| Instructions to follow |
Copy all lines below that use the word "jump".

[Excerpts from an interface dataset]
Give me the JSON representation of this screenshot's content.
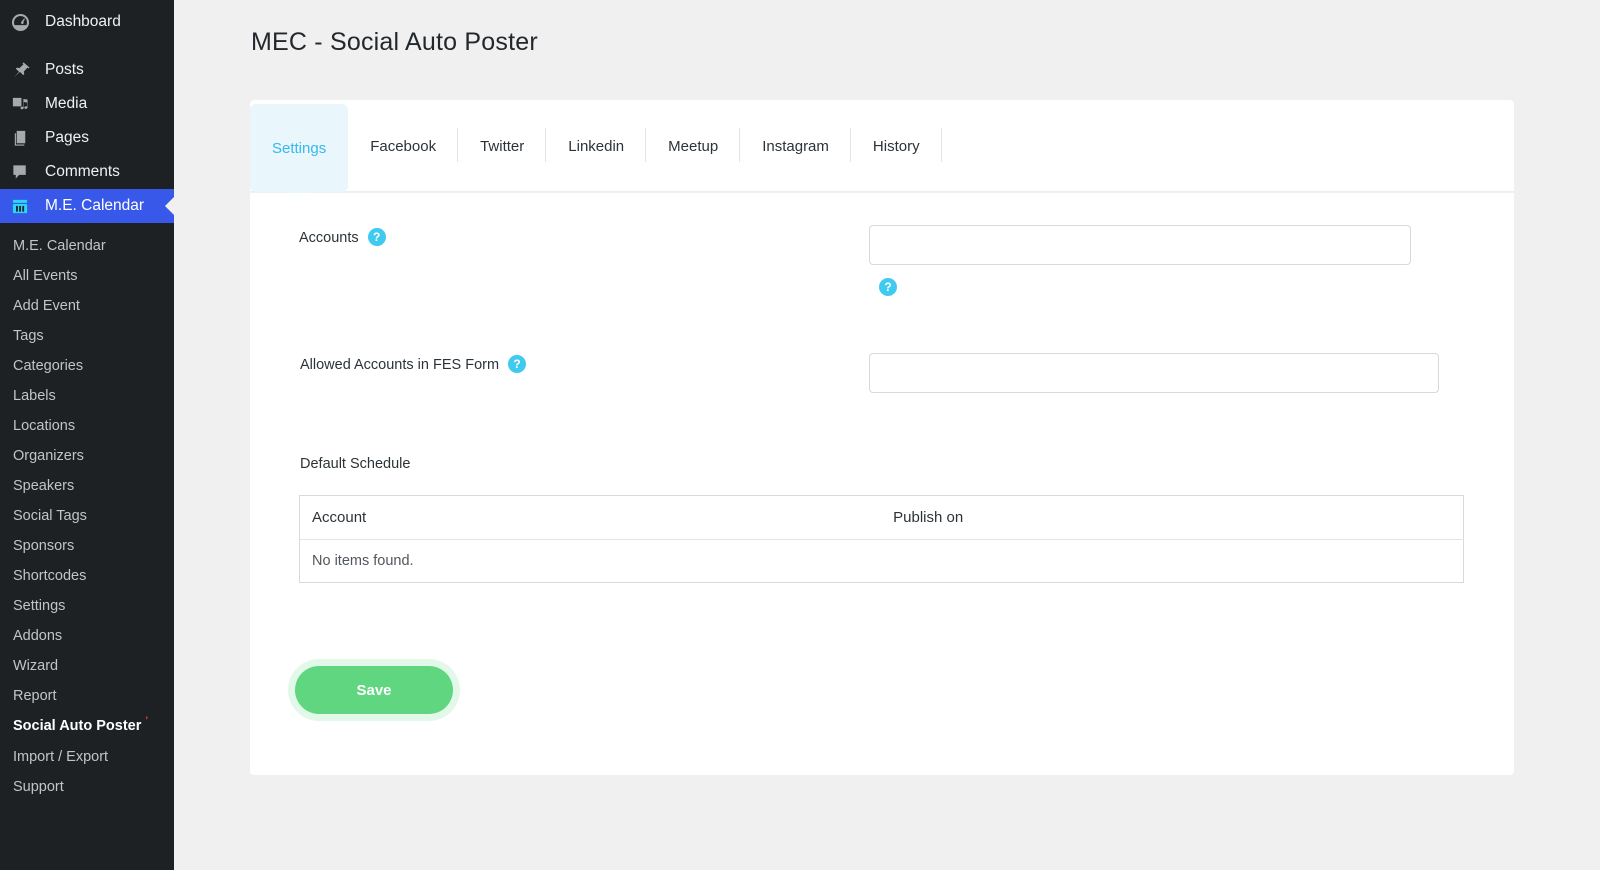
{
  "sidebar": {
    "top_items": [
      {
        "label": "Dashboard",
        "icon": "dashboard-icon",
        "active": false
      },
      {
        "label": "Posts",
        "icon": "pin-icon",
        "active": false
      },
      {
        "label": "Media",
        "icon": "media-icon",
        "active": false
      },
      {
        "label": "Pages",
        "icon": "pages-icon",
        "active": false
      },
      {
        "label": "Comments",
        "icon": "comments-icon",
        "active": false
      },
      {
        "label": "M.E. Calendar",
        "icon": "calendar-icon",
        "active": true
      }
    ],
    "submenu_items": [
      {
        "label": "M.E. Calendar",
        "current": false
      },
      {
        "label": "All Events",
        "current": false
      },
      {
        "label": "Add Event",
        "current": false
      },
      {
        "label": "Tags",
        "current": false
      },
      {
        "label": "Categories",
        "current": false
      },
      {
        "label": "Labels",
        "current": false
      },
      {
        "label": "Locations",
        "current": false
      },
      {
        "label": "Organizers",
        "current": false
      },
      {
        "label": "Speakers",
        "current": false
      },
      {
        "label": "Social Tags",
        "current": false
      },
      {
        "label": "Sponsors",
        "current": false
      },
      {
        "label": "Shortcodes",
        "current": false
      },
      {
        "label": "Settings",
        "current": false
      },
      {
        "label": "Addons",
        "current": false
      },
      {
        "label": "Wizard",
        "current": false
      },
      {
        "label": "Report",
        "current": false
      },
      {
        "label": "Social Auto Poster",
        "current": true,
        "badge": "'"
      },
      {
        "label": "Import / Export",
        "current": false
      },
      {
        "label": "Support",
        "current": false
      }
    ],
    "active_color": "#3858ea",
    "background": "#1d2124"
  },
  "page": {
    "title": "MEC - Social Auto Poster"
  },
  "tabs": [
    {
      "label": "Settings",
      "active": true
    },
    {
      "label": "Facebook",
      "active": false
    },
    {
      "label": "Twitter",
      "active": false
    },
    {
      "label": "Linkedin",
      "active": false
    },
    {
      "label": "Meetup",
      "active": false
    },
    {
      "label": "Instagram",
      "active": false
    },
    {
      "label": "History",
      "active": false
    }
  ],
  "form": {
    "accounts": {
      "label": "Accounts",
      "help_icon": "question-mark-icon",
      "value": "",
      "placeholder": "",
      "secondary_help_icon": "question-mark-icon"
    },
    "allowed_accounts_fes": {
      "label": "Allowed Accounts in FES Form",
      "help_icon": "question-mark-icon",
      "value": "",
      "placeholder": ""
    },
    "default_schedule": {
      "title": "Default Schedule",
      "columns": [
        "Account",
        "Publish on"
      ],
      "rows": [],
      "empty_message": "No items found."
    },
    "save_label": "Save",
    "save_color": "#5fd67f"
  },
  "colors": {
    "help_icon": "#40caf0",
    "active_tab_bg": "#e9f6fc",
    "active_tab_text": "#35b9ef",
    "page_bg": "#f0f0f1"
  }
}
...
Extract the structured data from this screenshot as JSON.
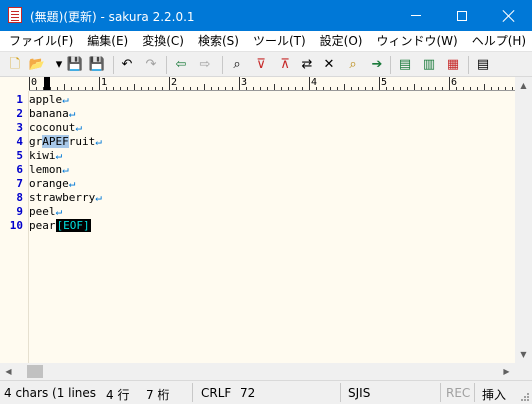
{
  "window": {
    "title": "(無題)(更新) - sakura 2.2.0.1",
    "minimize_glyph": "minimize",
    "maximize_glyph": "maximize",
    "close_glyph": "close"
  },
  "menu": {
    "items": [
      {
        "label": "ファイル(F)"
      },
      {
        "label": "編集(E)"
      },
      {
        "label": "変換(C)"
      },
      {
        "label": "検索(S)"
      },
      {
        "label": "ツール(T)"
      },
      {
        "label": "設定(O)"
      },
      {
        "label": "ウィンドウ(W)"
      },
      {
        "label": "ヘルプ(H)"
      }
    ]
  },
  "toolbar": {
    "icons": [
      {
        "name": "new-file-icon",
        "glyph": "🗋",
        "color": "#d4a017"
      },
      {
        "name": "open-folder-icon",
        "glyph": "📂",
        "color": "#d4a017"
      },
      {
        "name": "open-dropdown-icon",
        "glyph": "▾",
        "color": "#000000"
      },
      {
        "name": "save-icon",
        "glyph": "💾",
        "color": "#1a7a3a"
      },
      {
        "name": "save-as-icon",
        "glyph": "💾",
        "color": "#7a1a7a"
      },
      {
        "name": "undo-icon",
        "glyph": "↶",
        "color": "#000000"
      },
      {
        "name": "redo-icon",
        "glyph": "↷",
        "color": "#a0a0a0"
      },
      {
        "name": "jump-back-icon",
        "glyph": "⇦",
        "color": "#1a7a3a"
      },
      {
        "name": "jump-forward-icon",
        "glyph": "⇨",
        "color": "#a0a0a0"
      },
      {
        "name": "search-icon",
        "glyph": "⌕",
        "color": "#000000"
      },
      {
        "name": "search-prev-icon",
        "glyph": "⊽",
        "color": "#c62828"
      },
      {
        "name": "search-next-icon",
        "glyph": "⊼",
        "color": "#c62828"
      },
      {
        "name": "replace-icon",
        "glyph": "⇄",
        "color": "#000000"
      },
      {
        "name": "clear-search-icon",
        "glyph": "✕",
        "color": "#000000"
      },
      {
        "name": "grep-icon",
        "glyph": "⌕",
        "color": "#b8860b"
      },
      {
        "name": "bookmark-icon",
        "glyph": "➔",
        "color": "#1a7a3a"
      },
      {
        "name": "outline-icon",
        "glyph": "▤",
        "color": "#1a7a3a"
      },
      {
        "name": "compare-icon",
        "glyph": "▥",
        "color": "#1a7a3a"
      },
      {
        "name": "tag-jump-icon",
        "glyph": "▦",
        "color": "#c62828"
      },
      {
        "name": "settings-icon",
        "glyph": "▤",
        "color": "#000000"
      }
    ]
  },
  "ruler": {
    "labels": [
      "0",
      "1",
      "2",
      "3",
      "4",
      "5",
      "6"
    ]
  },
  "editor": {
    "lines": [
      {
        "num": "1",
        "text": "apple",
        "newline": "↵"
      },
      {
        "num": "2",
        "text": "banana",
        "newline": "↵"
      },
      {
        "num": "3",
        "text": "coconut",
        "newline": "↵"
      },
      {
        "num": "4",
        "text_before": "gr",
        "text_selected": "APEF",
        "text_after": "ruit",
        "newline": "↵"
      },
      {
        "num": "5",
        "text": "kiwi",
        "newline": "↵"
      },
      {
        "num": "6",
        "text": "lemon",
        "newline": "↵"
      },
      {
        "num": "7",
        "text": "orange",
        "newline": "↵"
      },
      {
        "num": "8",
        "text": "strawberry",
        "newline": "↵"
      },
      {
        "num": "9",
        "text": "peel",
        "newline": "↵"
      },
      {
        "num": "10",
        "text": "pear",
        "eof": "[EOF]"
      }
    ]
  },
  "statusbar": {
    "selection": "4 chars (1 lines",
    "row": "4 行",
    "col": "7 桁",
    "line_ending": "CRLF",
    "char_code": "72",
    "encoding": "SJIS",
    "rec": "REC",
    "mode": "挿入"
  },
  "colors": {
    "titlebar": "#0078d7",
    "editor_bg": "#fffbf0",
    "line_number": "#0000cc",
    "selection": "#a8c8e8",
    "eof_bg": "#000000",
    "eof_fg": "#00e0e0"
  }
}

| Output |
        "name": "jump-back-icon",
        "name": "jump-forward-icon",
        "name": "tag-jump-icon",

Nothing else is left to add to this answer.